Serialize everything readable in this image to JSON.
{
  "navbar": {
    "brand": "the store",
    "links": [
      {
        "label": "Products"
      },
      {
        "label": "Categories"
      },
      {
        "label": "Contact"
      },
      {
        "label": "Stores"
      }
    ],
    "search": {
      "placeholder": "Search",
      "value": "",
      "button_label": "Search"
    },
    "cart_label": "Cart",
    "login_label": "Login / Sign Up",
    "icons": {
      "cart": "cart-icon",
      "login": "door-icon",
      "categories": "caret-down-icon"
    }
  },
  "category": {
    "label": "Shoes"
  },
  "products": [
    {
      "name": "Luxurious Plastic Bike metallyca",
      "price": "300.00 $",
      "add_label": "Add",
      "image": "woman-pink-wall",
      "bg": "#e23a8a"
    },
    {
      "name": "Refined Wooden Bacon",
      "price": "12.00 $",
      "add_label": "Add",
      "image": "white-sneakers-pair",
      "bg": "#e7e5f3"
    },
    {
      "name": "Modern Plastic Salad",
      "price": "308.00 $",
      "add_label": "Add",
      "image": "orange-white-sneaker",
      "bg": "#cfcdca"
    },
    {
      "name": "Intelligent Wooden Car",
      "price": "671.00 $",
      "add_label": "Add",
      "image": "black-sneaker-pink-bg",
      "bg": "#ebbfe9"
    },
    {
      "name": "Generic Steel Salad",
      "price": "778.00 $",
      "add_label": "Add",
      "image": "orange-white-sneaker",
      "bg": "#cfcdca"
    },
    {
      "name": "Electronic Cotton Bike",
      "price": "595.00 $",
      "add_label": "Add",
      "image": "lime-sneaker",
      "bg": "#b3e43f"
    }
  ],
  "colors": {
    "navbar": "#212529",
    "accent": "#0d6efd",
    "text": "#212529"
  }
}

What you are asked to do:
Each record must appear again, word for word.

Response to this exercise:
Serialize everything readable in this image to JSON.
{
  "navbar": {
    "brand": "the store",
    "links": [
      {
        "label": "Products"
      },
      {
        "label": "Categories"
      },
      {
        "label": "Contact"
      },
      {
        "label": "Stores"
      }
    ],
    "search": {
      "placeholder": "Search",
      "value": "",
      "button_label": "Search"
    },
    "cart_label": "Cart",
    "login_label": "Login / Sign Up",
    "icons": {
      "cart": "cart-icon",
      "login": "door-icon",
      "categories": "caret-down-icon"
    }
  },
  "category": {
    "label": "Shoes"
  },
  "products": [
    {
      "name": "Luxurious Plastic Bike metallyca",
      "price": "300.00 $",
      "add_label": "Add",
      "image": "woman-pink-wall",
      "bg": "#e23a8a"
    },
    {
      "name": "Refined Wooden Bacon",
      "price": "12.00 $",
      "add_label": "Add",
      "image": "white-sneakers-pair",
      "bg": "#e7e5f3"
    },
    {
      "name": "Modern Plastic Salad",
      "price": "308.00 $",
      "add_label": "Add",
      "image": "orange-white-sneaker",
      "bg": "#cfcdca"
    },
    {
      "name": "Intelligent Wooden Car",
      "price": "671.00 $",
      "add_label": "Add",
      "image": "black-sneaker-pink-bg",
      "bg": "#ebbfe9"
    },
    {
      "name": "Generic Steel Salad",
      "price": "778.00 $",
      "add_label": "Add",
      "image": "orange-white-sneaker",
      "bg": "#cfcdca"
    },
    {
      "name": "Electronic Cotton Bike",
      "price": "595.00 $",
      "add_label": "Add",
      "image": "lime-sneaker",
      "bg": "#b3e43f"
    }
  ],
  "colors": {
    "navbar": "#212529",
    "accent": "#0d6efd",
    "text": "#212529"
  }
}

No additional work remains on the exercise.